(App and web page records)
%%
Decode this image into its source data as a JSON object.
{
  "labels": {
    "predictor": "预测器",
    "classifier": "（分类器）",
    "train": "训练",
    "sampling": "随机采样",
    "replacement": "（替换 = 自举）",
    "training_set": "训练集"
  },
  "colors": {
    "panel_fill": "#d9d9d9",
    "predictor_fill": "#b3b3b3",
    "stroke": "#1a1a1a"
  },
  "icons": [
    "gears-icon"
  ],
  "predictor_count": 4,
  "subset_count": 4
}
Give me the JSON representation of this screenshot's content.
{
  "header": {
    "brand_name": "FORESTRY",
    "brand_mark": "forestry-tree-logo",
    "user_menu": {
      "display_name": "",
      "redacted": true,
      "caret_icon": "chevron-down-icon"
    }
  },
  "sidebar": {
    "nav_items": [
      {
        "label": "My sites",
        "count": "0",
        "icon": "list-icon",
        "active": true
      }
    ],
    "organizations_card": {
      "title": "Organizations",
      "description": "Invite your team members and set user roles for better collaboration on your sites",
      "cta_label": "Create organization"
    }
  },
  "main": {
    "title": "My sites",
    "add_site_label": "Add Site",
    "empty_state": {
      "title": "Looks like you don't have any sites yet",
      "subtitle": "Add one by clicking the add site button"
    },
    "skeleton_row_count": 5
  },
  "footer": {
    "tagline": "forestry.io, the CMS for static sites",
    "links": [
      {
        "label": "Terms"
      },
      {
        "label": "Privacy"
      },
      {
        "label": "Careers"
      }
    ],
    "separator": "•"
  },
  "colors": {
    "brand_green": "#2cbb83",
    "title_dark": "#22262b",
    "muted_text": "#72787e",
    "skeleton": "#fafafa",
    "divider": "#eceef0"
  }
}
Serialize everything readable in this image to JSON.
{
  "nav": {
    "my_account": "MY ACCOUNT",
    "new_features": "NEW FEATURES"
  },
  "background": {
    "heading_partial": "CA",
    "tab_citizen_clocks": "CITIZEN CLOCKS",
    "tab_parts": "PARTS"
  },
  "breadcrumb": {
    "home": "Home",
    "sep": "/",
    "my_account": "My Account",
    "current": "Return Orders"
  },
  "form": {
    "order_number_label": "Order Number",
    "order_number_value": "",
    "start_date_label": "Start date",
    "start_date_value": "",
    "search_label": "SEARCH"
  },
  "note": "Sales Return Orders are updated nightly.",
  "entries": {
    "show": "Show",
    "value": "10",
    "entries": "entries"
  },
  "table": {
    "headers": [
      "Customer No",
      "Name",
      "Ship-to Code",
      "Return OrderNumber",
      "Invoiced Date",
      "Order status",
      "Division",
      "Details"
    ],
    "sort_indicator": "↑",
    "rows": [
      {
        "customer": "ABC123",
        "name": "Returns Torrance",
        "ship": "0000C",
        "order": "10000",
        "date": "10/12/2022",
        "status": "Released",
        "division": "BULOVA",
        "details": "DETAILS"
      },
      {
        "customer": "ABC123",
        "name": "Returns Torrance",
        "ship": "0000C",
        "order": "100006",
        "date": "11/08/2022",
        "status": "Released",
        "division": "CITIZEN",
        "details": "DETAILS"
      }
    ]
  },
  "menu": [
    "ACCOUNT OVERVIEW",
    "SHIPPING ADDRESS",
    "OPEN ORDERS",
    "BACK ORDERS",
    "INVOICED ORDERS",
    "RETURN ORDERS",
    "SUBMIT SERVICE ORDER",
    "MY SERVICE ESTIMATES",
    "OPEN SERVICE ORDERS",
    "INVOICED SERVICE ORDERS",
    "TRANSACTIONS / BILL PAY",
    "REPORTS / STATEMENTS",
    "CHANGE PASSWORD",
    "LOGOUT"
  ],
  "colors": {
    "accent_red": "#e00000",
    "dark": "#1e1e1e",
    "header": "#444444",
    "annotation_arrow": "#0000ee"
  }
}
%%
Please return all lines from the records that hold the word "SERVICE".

◆ **RESULT FOR THIS TASK**:
    "SUBMIT SERVICE ORDER",
    "MY SERVICE ESTIMATES",
    "OPEN SERVICE ORDERS",
    "INVOICED SERVICE ORDERS",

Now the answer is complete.